Cabinet boxes are also being manufactured with wheat board and straw board. They are created with agricultural waste left over from farmers’ wheat crops. They also feature formaldehyde-free binders, are durable and rated to exceed the standards set by the American National Standards Institute for the common cabinet box material, medium density particle boards.
Simple Ways to Convert Your Existing Kitchen
If you are in the process of planning a greener kitchen or if you can’t decided to make the investment just yet, here are a few ideas to create a greener kitchen without major renovations or planning.
Adding energy efficient fluorescent and compact fluorescent lamps (CFLs).
They will use 50% to 90% less energy than similar incandescent are estimated to save $30 to $40 during their lifespan of 10,000 hours over similar conventional bulbs.
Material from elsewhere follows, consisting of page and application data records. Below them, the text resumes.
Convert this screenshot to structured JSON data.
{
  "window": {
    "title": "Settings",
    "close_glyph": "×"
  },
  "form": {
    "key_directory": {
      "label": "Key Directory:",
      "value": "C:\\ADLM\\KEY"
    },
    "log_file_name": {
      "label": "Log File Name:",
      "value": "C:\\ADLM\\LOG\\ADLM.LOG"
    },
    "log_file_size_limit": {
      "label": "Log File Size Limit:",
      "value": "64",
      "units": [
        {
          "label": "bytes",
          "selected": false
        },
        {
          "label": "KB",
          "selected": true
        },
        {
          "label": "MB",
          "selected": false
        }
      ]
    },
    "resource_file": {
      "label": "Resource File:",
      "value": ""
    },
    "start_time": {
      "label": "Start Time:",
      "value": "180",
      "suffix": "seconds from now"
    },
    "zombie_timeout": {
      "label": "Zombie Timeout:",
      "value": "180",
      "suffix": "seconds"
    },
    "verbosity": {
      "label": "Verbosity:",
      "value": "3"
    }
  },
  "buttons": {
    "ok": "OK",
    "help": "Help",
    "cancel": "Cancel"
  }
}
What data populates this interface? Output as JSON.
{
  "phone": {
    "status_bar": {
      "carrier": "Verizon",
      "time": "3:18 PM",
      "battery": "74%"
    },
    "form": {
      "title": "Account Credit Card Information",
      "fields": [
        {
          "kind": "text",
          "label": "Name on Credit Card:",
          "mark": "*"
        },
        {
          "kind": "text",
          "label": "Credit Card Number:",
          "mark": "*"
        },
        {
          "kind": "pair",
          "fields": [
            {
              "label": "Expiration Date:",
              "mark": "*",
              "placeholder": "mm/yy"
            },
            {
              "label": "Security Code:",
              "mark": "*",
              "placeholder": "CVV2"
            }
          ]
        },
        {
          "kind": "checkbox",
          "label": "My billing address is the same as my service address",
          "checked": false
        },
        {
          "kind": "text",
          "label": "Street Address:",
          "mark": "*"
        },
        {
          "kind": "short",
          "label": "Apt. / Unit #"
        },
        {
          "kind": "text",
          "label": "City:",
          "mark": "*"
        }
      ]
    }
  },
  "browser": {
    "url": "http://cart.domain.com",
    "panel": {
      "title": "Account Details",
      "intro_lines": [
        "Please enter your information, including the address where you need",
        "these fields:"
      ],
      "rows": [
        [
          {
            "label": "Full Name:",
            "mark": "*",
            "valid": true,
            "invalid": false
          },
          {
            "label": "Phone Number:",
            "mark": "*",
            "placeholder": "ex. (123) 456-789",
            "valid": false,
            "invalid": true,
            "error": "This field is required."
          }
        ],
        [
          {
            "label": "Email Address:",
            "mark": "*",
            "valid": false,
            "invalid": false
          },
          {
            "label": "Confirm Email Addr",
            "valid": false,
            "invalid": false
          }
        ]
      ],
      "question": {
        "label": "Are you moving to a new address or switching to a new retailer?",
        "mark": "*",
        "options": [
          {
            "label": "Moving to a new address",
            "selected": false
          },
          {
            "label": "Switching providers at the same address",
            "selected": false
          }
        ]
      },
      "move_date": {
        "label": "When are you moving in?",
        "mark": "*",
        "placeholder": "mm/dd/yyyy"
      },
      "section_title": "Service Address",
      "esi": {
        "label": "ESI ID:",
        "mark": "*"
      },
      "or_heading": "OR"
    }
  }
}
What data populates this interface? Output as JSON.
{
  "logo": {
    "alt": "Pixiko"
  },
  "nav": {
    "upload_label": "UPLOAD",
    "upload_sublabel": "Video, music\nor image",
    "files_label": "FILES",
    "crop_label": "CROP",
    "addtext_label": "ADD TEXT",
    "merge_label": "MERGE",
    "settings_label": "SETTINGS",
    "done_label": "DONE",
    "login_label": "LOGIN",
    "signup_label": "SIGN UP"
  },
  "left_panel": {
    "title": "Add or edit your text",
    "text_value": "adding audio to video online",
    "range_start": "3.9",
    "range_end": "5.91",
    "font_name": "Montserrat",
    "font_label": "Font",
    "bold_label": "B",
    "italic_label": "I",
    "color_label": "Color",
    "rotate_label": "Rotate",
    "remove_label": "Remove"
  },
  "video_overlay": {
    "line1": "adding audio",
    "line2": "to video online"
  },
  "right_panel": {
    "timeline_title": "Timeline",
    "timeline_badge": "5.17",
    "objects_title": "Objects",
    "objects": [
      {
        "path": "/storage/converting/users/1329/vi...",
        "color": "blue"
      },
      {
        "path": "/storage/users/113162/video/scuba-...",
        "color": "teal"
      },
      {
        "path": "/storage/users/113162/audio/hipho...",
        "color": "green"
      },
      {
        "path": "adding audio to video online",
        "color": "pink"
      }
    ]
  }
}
Installing an under the counter water purifier that cleans water of contaminants before it reaches your tap has about 10 times the filtering capacity of faucet mounted purifiers. It will also remove odors and bad taste, heavy metals, bacteria, and pesticides.
Recycling is one of the easiest ways to convert your green kitchen. You can simply use a recycling bin, convert an existing cabinet into a space to store your receptacle, or you can install a pull-out cabinet that will hold your bins and will keep the contents organized and out of sight.
Everyone knows that Energy Star appliances reduce energy consumption and cuts the cost on utilities but if you are on a tight budget after a recent kitchen upgrade, replacing your dishwasher and refrigerator should be the first appliances to be replaced.
Energy saving or quick wash cycle dishwashers operate for shorter periods of time, saving water and energy. Dishwashers that include an air-dry option will dry dishes with circulation fans rather than energy draining heating elements.
A refrigerator with improved insulating techniques are estimated around 75% more energy efficient than older refrigerators. A standard newer model will save you around $100 per year versus a model built around 20 years ago, adding an energy-star labeled model will save an additional $20 to $30 per year. Models with the freezer on top also use 10% to 25% less energy than a similar sized side by side model.
Don’t forget lighting! The recent National Kitchen & Bath Assoc. survey showed the new trend for Kitchen lighting is LED (Light Emitting Diode). For those interested in skylights, you can combine the two with the Soelctric Day-Light System. A PV solar panel on the roof is wired to an LED fixture and the light emitted mimics sunlight – it is low in the morning and at dusk and brightest at midday.